Aldo Ceresa had to quit his job as a surgeon after being diagnosed with Alzheimer’s disease 10 years ago.
But since taking part in clinical trials for a new treatment approved by the FDA on Monday (June 7), he’s seen a marked improvement in his condition.
"I'm more confident in myself and I become more aware that I'm not making so many mistakes anymore. Before I was going to get something, I couldn't remember where to find things in the kitchen. That has become less of a problem now. I'm beginning to find more things out for myself."
Biogen Inc’s Aducanumab is the first drug being used to target an underlying cause of Alzheimer’s disease.
It was approved in the U.S., where Alzheimer's is the sixth leading cause of death.
Britain hasn’t licensed it yet - and clinical trials to prove the drug works are still ongoing.
68-year-old Ceresa has been receiving Aducanumab since 2017 as part of those UK trials.
They are being led by Dr Cath Mummery from the Dementia Research Centre at University College London.
She says the FDA approval in the U.S. is a pivotal moment for those desperate for a cure.
"This will give hope to the people that haven't had any hope for a very long time.
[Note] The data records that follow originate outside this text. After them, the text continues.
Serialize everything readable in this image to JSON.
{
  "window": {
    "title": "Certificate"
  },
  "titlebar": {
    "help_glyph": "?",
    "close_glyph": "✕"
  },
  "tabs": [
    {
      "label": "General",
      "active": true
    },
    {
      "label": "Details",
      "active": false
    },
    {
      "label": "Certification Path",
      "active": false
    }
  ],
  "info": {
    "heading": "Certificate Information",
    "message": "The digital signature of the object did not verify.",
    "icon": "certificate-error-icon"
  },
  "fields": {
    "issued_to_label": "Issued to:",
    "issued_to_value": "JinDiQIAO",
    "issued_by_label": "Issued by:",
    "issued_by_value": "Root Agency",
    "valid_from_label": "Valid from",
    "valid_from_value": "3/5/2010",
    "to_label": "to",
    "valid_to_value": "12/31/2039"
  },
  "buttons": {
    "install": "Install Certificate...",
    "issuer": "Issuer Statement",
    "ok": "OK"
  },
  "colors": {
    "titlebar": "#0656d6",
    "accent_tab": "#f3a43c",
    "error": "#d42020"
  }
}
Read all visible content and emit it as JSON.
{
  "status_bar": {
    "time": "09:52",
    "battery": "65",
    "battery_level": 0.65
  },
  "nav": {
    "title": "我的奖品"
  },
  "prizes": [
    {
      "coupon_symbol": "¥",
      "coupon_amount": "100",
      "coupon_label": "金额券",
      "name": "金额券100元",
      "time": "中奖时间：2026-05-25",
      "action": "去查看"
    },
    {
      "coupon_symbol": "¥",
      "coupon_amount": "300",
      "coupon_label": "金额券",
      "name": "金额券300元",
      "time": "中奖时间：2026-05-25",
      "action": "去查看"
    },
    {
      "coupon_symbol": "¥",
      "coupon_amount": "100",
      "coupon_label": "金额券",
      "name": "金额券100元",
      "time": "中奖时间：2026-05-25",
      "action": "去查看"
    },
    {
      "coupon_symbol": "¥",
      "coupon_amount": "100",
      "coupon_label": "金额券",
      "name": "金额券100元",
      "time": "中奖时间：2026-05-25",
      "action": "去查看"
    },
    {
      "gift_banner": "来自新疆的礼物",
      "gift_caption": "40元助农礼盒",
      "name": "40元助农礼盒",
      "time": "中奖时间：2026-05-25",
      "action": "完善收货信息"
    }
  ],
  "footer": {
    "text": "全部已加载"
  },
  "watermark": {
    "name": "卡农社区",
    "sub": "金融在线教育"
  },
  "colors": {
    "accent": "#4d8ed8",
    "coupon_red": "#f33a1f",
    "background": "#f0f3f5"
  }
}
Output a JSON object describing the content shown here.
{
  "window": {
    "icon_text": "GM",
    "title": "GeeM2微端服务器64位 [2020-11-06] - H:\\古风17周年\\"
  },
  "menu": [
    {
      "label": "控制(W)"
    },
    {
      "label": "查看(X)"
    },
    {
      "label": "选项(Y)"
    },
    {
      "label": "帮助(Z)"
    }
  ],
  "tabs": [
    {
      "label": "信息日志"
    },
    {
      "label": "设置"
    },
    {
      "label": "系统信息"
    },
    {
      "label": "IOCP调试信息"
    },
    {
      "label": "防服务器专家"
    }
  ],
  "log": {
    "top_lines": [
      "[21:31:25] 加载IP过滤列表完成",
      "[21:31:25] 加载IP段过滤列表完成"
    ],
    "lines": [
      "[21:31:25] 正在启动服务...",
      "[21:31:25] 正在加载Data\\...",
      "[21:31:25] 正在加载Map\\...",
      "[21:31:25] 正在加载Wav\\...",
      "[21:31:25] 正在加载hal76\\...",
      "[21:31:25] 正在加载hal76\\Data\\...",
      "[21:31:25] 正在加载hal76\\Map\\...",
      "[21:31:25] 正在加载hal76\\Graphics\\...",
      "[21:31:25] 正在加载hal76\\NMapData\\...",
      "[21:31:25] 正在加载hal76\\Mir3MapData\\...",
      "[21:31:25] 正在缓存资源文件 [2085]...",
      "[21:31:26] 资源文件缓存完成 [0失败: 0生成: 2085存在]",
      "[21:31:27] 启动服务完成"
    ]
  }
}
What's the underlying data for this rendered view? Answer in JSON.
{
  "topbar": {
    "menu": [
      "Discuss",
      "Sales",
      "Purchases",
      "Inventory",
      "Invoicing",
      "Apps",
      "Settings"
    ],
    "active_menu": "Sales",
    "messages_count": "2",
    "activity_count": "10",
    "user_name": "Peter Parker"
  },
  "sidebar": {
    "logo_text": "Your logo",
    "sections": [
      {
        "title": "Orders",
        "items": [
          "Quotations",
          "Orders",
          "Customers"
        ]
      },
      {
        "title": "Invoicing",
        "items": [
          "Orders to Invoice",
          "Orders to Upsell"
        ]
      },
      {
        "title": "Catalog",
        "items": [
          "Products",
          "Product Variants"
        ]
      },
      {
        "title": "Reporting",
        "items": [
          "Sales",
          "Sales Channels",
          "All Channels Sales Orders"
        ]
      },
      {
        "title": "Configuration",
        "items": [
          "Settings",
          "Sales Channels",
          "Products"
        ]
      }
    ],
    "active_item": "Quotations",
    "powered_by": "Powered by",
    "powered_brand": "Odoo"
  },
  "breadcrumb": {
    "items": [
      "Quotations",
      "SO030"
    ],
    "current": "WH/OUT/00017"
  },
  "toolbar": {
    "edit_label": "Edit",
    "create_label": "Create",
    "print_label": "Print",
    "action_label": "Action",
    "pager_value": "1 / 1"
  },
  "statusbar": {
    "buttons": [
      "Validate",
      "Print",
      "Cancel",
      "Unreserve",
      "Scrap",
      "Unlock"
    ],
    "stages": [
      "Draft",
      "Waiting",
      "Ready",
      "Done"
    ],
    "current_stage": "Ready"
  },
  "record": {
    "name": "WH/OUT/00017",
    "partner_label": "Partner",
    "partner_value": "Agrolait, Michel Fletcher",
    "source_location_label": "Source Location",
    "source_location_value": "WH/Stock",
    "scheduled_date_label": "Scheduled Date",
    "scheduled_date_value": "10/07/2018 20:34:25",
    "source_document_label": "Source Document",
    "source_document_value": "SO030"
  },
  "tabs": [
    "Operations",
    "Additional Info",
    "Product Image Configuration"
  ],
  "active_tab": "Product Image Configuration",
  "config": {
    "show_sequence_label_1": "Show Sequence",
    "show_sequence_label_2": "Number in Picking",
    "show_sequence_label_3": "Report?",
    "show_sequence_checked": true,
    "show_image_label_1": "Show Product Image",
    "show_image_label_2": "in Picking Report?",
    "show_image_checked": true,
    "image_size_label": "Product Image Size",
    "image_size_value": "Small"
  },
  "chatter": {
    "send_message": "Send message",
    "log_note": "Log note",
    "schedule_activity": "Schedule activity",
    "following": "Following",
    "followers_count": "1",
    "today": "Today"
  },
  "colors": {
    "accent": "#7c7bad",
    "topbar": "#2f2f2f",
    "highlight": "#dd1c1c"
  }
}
Those patients and participants in my trials who are desperate to find something that helps."
It could take months for the drug to be approved in the UK - but experts are optimistic.
Aducanumab is the first newly approved Alzheimer’s drug since 2003, and it’s the only treatment designed to slow progression of the mind-altering disease.
Biogen said it had priced the drug at $56,000 (USD) per year.
Though the drug has been hailed by patients and neurologists as an effective option for Alzheimer’s sufferers, some doctors are still skeptical, and say more proof is needed, as clinical trial results were inconsistent.